Her attention to detail also stood out to me.  McClintock refused to delegate her more mundane work to assistants because she did not want any observation to be missed.  I believe this detail oriented mindset is an essential trait of a good scientist.

Monday, October 10, 2016

Blog 10

When reading The Feeling for the Organism, a few things stood out to me.  Barbara McClintock was an avid reader of the Comptes Rendus journal, and she read Monod and Jacob’s paper in the late nineteen sixties.  McClintock had been trying to get others interested in her theories regarding genetics and “controlling elements.”  She contacted Jacob and Monod, and sent them her own paper.  I believe this shows one of the traits that scientists must have in order to be successful.
Other famous and successful scientists, like Charles Darwin, are able to work with their peers well and communicate their findings in a way that is easy to understand.  McClintock showed her ability to work with other scientists when she contacted Jacob and Monod.  Even though many scientists prefer to work in isolation, like Barbara McClintock reportedly did, in order to be a great scientist, one must be able to work effectively with others.  The collaboration between scientists often contributes to their success.

This type of collaboration helped famous scientists like Darwin.  Alfred Wallace’s findings help push Darwin to publish his book on natural selection and helped with the public acceptance of the idea.  I am sure that the collaboration with Jacobs and Monod helped McClintock develop her findings and her ability to communicate them to others.

Wednesday, October 5, 2016

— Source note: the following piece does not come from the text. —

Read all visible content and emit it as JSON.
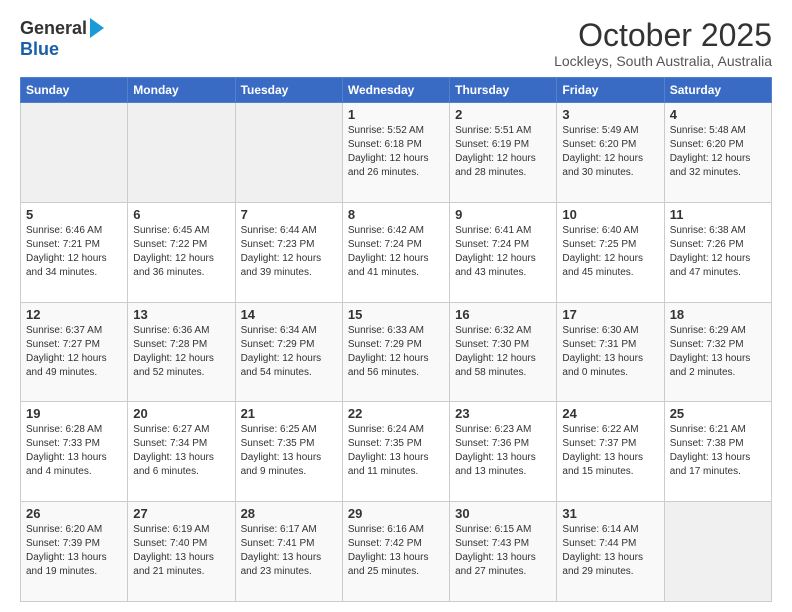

After reading chapter four, attentiveness and the love of nature, I have a few thoughts on some of the points made.  I appreciated the points made specifically in opposition to the stereotypes held by society about scientists.  Scientists are not completely cold hearted and unemotional, because there is a reason that a scientist chooses to study a specific question about the universe.  Scientists enter the field because of the passion for the work that they are doing, and the drive to uncover new truths about the world.
In class, we discussed the very issue of what the central driving focus of science is, and we came to the conclusion that it is to discover new truths about the world.  In this chapter, it is argued that in order to observe the most information possible, and in my opinion uncover the most truths about the world, a scientist has to be passionate and loving of her work.  I agree with this, but I also believe that when it comes to the act of gathering data and recording the observations, a scientist has to push away their emotions.
A scientist can be extremely passionate and emotional about their work and still be completely unemotional when collecting data.  I believe that allowing one’s emotions to be active during this stage can lead to unintentional consequences, e.g. exaggerating effects.

After reading Darwin’s obituaries, I read an obituary of George Washington Carver. I believe that the obituary did a good job giving Carver credit for the accomplishes he had throughout his life. However, I would have liked to see how his obituary would have been written today, due to the discrimination and oppression that was in place at the time.  I would be interested to see if the detail or accomplishments written about would be changed.